#### [AIM OF THE TASK]
A word-for-word repetition of all the entries is required.

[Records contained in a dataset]
BEGIN
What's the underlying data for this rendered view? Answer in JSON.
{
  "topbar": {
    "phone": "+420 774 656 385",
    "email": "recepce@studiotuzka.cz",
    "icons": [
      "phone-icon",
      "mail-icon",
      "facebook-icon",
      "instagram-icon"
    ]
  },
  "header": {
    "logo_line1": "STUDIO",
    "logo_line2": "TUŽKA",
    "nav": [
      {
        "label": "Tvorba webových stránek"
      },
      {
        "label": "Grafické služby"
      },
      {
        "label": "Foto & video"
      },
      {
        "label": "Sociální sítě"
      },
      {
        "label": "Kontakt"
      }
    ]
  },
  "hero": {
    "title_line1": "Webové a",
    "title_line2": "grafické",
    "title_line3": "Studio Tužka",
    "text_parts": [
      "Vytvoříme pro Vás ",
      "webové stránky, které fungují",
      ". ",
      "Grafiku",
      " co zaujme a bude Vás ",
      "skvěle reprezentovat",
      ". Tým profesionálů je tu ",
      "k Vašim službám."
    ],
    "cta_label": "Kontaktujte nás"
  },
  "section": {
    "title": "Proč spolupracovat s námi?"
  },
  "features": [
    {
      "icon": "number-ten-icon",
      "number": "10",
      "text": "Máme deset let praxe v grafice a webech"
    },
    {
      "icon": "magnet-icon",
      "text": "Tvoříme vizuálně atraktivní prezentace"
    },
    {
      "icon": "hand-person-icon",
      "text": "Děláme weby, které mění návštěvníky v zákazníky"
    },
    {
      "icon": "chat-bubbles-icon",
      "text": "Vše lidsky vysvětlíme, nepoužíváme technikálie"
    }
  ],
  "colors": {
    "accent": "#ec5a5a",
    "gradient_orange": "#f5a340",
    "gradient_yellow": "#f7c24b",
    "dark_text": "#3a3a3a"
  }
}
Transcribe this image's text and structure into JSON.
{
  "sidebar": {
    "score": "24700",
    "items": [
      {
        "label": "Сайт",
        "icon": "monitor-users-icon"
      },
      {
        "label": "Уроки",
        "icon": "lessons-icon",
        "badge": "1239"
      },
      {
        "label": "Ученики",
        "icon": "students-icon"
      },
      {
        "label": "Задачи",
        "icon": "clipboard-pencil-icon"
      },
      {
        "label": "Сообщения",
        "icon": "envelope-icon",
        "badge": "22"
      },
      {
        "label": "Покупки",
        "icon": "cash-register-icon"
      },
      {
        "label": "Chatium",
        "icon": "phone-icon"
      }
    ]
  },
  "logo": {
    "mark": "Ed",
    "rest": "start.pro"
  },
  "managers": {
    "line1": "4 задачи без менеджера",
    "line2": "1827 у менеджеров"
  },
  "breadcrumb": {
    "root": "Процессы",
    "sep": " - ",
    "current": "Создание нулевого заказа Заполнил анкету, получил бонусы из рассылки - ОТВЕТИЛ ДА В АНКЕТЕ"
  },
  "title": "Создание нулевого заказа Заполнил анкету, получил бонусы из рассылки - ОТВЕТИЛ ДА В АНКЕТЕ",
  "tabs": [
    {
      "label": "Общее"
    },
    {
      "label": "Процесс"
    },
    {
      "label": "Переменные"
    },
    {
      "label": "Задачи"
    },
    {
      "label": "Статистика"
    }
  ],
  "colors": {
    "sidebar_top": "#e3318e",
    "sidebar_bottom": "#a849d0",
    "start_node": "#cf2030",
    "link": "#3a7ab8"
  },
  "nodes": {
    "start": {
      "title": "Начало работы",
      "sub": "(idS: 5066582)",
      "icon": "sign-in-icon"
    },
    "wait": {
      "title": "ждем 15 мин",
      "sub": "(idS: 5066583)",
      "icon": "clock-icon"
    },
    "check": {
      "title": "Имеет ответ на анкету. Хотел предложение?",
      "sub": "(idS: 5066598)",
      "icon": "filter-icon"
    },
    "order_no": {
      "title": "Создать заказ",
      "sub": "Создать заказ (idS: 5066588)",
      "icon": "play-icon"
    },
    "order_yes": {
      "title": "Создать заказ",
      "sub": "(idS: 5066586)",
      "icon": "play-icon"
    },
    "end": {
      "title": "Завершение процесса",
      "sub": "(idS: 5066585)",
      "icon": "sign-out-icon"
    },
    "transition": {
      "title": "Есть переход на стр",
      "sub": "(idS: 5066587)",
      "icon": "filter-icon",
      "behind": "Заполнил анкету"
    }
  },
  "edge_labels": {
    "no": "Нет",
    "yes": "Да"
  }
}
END
#### [RESPONSE BELOW]
What's the underlying data for this rendered view? Answer in JSON.
{
  "topbar": {
    "phone": "+420 774 656 385",
    "email": "recepce@studiotuzka.cz",
    "icons": [
      "phone-icon",
      "mail-icon",
      "facebook-icon",
      "instagram-icon"
    ]
  },
  "header": {
    "logo_line1": "STUDIO",
    "logo_line2": "TUŽKA",
    "nav": [
      {
        "label": "Tvorba webových stránek"
      },
      {
        "label": "Grafické služby"
      },
      {
        "label": "Foto & video"
      },
      {
        "label": "Sociální sítě"
      },
      {
        "label": "Kontakt"
      }
    ]
  },
  "hero": {
    "title_line1": "Webové a",
    "title_line2": "grafické",
    "title_line3": "Studio Tužka",
    "text_parts": [
      "Vytvoříme pro Vás ",
      "webové stránky, které fungují",
      ". ",
      "Grafiku",
      " co zaujme a bude Vás ",
      "skvěle reprezentovat",
      ". Tým profesionálů je tu ",
      "k Vašim službám."
    ],
    "cta_label": "Kontaktujte nás"
  },
  "section": {
    "title": "Proč spolupracovat s námi?"
  },
  "features": [
    {
      "icon": "number-ten-icon",
      "number": "10",
      "text": "Máme deset let praxe v grafice a webech"
    },
    {
      "icon": "magnet-icon",
      "text": "Tvoříme vizuálně atraktivní prezentace"
    },
    {
      "icon": "hand-person-icon",
      "text": "Děláme weby, které mění návštěvníky v zákazníky"
    },
    {
      "icon": "chat-bubbles-icon",
      "text": "Vše lidsky vysvětlíme, nepoužíváme technikálie"
    }
  ],
  "colors": {
    "accent": "#ec5a5a",
    "gradient_orange": "#f5a340",
    "gradient_yellow": "#f7c24b",
    "dark_text": "#3a3a3a"
  }
}
Transcribe this image's text and structure into JSON.
{
  "sidebar": {
    "score": "24700",
    "items": [
      {
        "label": "Сайт",
        "icon": "monitor-users-icon"
      },
      {
        "label": "Уроки",
        "icon": "lessons-icon",
        "badge": "1239"
      },
      {
        "label": "Ученики",
        "icon": "students-icon"
      },
      {
        "label": "Задачи",
        "icon": "clipboard-pencil-icon"
      },
      {
        "label": "Сообщения",
        "icon": "envelope-icon",
        "badge": "22"
      },
      {
        "label": "Покупки",
        "icon": "cash-register-icon"
      },
      {
        "label": "Chatium",
        "icon": "phone-icon"
      }
    ]
  },
  "logo": {
    "mark": "Ed",
    "rest": "start.pro"
  },
  "managers": {
    "line1": "4 задачи без менеджера",
    "line2": "1827 у менеджеров"
  },
  "breadcrumb": {
    "root": "Процессы",
    "sep": " - ",
    "current": "Создание нулевого заказа Заполнил анкету, получил бонусы из рассылки - ОТВЕТИЛ ДА В АНКЕТЕ"
  },
  "title": "Создание нулевого заказа Заполнил анкету, получил бонусы из рассылки - ОТВЕТИЛ ДА В АНКЕТЕ",
  "tabs": [
    {
      "label": "Общее"
    },
    {
      "label": "Процесс"
    },
    {
      "label": "Переменные"
    },
    {
      "label": "Задачи"
    },
    {
      "label": "Статистика"
    }
  ],
  "colors": {
    "sidebar_top": "#e3318e",
    "sidebar_bottom": "#a849d0",
    "start_node": "#cf2030",
    "link": "#3a7ab8"
  },
  "nodes": {
    "start": {
      "title": "Начало работы",
      "sub": "(idS: 5066582)",
      "icon": "sign-in-icon"
    },
    "wait": {
      "title": "ждем 15 мин",
      "sub": "(idS: 5066583)",
      "icon": "clock-icon"
    },
    "check": {
      "title": "Имеет ответ на анкету. Хотел предложение?",
      "sub": "(idS: 5066598)",
      "icon": "filter-icon"
    },
    "order_no": {
      "title": "Создать заказ",
      "sub": "Создать заказ (idS: 5066588)",
      "icon": "play-icon"
    },
    "order_yes": {
      "title": "Создать заказ",
      "sub": "(idS: 5066586)",
      "icon": "play-icon"
    },
    "end": {
      "title": "Завершение процесса",
      "sub": "(idS: 5066585)",
      "icon": "sign-out-icon"
    },
    "transition": {
      "title": "Есть переход на стр",
      "sub": "(idS: 5066587)",
      "icon": "filter-icon",
      "behind": "Заполнил анкету"
    }
  },
  "edge_labels": {
    "no": "Нет",
    "yes": "Да"
  }
}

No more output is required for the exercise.